2007_02_ssuperbowllogo.gifIndianapolis' defenese has played much better in the playoffs, Peyton Manning hasn't put to bed his playoff demons, but he has played better. Of course, that storyline has been blown out of proportion for years. Watch how quickly the media will turn based on the game. Monday's stories can be written now, and the editors can simply choose late Sunday night. Manning will have cemented his place in history with a win or moved one step closer to joining Dan Marino among the quarterbacks who couldn't win a Super Bowl with a loss.

How could the Colts lose? By playing defense like they did most of the season. Indianapolis' defense would be one of the worst ever to win the Super Bowl, and Chicago's offense can succeed if they try to run the ball down the Colts' throats. No matter who wins, expect a lenghy hug between coaches at midfield at game's end. If the two weeks of hype have taught us anything, it's that Tony Dungy and Lovie Smith are great guys. And that the Bears have no shot. People should back off the second one a little.

It was 21 years ago that the Bears used a stifling defense to "shuffle" to a victory in the Super Bowl. They will need a huge defensive effort if they are going to capture their second title.

The Bears' offense is not going to be able to match Indianapolis'. Rex Grossman has been great sometimes and putrid sometimes, which version shows up Sunday will go
a long way to determining the victor. If the Bears' offense can avoid making big mistakes, they will give their defense and special teams a chance to win the game.
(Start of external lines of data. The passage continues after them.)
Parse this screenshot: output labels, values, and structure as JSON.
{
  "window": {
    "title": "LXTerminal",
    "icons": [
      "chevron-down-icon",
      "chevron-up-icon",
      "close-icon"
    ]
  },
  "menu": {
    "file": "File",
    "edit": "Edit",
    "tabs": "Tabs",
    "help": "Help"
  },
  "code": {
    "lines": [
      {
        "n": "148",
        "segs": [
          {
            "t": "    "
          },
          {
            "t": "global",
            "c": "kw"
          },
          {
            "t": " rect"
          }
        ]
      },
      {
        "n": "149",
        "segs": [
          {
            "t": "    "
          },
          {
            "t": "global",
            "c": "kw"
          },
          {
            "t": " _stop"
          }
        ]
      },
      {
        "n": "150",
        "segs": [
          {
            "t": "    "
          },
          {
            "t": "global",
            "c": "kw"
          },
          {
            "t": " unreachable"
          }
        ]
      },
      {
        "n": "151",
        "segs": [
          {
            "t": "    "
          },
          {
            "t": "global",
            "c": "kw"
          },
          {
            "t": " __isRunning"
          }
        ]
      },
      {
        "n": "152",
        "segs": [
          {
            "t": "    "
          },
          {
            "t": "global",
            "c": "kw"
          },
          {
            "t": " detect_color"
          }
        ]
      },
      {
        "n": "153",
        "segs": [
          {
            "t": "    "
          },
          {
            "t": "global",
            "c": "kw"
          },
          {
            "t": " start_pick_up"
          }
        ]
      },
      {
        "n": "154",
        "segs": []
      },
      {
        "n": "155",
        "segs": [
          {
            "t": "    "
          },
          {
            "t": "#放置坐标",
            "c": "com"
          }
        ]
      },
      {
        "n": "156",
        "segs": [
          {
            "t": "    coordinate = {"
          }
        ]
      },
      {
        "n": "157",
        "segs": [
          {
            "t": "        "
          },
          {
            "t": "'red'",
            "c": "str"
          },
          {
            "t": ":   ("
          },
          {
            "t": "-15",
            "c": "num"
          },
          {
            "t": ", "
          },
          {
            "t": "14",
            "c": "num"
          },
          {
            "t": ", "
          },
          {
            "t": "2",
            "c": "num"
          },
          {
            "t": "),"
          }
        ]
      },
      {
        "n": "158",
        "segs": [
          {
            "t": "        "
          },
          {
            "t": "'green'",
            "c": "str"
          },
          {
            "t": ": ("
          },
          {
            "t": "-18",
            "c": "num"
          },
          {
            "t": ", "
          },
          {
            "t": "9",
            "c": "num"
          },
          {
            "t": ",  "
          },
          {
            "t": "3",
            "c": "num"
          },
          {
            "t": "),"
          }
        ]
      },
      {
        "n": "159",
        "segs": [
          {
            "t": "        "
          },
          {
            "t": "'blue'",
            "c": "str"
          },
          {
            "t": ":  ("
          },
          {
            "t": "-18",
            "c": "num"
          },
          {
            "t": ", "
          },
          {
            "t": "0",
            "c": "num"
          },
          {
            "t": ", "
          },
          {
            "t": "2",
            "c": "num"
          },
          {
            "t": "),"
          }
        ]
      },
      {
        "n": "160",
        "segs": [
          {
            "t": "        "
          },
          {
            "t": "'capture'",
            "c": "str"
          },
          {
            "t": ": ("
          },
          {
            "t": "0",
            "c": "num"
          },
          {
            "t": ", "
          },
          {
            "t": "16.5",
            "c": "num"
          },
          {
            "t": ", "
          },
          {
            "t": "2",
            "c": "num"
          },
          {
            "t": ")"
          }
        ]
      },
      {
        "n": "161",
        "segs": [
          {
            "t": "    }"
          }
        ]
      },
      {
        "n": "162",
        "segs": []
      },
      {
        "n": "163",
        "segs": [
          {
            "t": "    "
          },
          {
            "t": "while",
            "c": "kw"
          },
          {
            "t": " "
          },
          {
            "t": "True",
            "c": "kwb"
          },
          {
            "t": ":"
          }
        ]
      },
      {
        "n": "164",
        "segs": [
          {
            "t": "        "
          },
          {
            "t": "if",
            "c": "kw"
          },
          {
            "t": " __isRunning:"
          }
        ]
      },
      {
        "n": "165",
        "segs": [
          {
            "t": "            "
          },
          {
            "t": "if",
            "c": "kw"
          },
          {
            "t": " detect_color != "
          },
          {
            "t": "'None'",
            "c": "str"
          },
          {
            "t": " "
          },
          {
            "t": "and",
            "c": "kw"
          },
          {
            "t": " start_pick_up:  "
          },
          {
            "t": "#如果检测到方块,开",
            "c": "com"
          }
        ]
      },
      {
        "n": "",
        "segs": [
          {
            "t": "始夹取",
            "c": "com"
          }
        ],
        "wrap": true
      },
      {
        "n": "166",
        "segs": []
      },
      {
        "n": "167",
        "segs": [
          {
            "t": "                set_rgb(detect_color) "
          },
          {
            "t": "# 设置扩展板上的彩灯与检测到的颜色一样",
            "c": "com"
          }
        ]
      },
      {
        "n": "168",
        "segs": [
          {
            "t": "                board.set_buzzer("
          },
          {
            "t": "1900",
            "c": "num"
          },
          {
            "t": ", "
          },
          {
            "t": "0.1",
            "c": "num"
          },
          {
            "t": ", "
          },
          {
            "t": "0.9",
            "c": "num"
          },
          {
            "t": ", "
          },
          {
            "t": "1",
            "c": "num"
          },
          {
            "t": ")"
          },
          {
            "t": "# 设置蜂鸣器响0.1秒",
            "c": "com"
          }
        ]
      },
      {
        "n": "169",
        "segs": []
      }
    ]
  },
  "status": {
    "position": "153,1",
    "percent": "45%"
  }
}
And that may be the key to it all. Devin Hester has returned six kicks for touchdowns and can change the game in an instant, just ask the Giants. If the Bears defense can play field position, Hester can get the offense close enough to put points on the board.

So, if the Bears can play a near-perfect game, they just might win. Unfortunately, for our friends in Chicago, Gothamist doesn't see it happening, Colts win big.